The cliffs at the bottom that require some tricky maneuvering and cause those with tired legs some big falls.

After the race, my friend and teammate from Dartmouth, Eric headed up to the Exit Glacier and Harting Ice Field to go for a hike. It was a really astounding place. The glacier was quite large, but the ice field was enormous. It's a 3,000 ft valley filled with ice and it extends around 100 square miles. It was quite remarkable. The weather cleared up and the sun came out up top so we basked in the for some time up top before heading down and back to town.
Eric and I approaching the view into the ice field

The Harting Ice Field, about 3,000 feet deep and 100 sq. miles of ice!
Eric giving a little bit of scale to the ice field.

Anchorage is a city and not that spectacular but once you leave, everything is just beautiful. It was great to see the amazing things Alaska has and to get out of the city. I hope to do some more adventuring in the coming weekends. Tomorrow, I head to my first glacier camp so I will get to ski hours upon hours all week. I am hoping for nice weather and a cooperating knee.


After an exhausting senior week and graduation, I was able to spend 2 days relaxing on the Cape and 2 days at home unpacking and repacking before I headed north to Alaska. After having raced here 3 times over the past few years, I vowed never to return to this state. Unfortunately for me, there are a lot of cross country skiers in Alaska and some very good ones at that and after experiencing the power of a team at Dartmouth, I knew I wanted to ski for a club that had a big and talented team. This ultimately lead me to choosing to move to Anchorage and start skiing for the Alaska Pacific University Ski Team. This is not the typical college program that I experienced at Dartmouth. The school is tiny and does not have any NCAA sports. The ski team is the only team here and is basically a club team that is supported by the university so we do not have to succumb to all the NCAA rules and regulations about age, amateur status and the like. The team is quite large and spans a great age range and abilities, but for the most part, it is a very elite team with incredibly talented skiers. I am living in a house on campus with 3 other teammates and I will be taking masters classes in hopes of getting a masters in education while pursuing racing full time.
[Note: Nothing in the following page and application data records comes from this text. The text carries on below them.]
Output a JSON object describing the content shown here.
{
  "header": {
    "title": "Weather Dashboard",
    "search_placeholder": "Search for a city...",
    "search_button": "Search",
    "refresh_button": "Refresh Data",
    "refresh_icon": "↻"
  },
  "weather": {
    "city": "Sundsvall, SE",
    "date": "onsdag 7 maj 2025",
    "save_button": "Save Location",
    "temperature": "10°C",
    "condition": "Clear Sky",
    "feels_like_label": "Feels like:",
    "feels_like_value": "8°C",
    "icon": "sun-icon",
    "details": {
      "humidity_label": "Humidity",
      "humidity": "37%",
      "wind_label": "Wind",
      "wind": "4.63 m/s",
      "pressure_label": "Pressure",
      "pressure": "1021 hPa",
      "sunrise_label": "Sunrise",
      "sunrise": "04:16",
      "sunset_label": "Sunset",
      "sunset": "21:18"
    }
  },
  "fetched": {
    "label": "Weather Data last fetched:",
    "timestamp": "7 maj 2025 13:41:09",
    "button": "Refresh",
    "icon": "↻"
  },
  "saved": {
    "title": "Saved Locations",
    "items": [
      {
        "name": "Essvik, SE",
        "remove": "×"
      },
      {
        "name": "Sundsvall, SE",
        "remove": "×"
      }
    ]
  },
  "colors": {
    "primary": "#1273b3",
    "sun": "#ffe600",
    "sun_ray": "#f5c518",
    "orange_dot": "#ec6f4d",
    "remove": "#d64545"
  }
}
So far Alaska has provided me all kinds of firsts and new experiences. To start with, Anchorage is the biggest city I have ever lived in and so even though its small by most peoples standards, it feels quite large to me. I have never carried a house key with me in my life or locked a door so I have had to adjust to the little things like that as well as things like not going places alone at night and those general urban area safety rules. However, Anchorage is still in Alaska and it is crawling with moose and bears, both of which I am terrified of. In my first week here, I was charged my 2 moose and watched a teammate get stomped by one and have had to turn around numerous times to avoid such encounters. All my teammates have promised that these were strange and unusual incidents and that most moose just keep munching the trees while you ski by. I am skeptical, but hope to get used to their presence as I have yet to train alone solely out of fear of the large creatures.

As I am now foremost a ski racer and secondly a graduate student, I will be updating this blog at a much more frequent rate so please check back weekly to read about my adventures in AK. Additionally, I am free from the NCAA and am hoping to make it as a "professional" skier so any and all forms of support are graciously welcomed. Don't hesitate to email me with comments or questions.

My beloved and much missed Dartmouth Teammates and Best Friends